Abstract: Freely and Simon, in their seminal article published in 1992, identify elements of a new penology. Whereas the "old" penology is rooted in a concern for individuals and is preoccupied with such concepts as guilty, responsibility, and obligation, as well as diagnosis, intervention, and treatment of the individual offender, the "new" penology is actuarial; i.e., it is concerned with techniques for identifying, classifying, and managing groups assorted by levels of dangerousness. It takes crime for granted. It accepts deviance as normal. The aim is not to intervene in individual lives for the purpose of ascertaining responsibility, making the guilty pay for their crime, or changing them. Rather it seeks to regulate groups as part of a strategy of managing danger. Probation has been responsive to the pressures of the actuarial approach. There has been close surveillance and targeting of high-risk offenders, as well as an emphasis on using probation authority to intervene earlier and faster in the offender's supervision period. High rates of revocation are viewed as preventive measures. Under the actuarial approach, four components are important. First, more attention must be given to strength-based rather than deficit-based models of assessment, as well as the development of valid assessment tools. Second, programs for offenders should be based on research and efforts to ensure the integrity of programs. The third area requiring attention is the enforcement of probation orders and conditions. Finally, the development of meaningful partnerships is essential. A relevant European model of probation and aftercare is described. 22 references

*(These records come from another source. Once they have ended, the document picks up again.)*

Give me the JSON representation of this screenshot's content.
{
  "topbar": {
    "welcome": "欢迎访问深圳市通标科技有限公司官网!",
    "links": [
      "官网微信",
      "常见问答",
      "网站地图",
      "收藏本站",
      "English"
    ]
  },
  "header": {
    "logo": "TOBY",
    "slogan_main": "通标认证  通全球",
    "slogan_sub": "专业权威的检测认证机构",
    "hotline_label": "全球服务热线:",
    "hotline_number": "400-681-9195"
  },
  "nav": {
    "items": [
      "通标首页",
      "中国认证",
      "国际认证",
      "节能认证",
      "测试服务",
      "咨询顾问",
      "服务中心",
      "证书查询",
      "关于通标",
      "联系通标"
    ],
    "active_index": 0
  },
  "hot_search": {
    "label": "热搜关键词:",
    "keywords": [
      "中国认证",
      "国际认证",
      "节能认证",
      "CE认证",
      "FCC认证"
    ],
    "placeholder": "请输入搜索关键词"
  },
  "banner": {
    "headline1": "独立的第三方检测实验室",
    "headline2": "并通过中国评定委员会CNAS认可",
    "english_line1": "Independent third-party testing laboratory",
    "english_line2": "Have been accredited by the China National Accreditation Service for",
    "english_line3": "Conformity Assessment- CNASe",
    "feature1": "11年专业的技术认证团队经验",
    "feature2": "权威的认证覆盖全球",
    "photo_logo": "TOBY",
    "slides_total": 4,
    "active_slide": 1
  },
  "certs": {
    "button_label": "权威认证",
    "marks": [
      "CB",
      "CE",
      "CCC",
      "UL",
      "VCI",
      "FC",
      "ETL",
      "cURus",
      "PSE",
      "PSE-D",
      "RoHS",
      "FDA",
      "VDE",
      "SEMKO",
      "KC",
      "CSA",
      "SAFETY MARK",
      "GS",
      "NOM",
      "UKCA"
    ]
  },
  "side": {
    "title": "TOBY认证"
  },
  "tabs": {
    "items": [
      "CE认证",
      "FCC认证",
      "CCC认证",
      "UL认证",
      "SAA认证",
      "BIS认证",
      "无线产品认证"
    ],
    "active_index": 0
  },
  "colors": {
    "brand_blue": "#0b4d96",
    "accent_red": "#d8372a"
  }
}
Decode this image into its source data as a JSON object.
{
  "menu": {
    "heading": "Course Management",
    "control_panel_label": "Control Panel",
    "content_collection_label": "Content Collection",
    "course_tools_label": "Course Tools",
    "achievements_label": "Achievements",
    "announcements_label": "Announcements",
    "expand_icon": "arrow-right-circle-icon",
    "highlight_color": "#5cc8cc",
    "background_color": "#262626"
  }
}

Main Term(s): Corrections management
Index Term(s): Probation casework; Probation conditions; Probation effectiveness; Probation management; Probation or parole services; Probation violations
To cite this abstract, use the following link:
http://www.ncjrs.gov/App/publications/abstract.aspx?ID=182937

*A link to the full-text document is provided whenever possible. For documents not available online, a link to the publisher's website is provided. Tell us how you use the NCJRS Library and Abstracts Database - send us your feedback.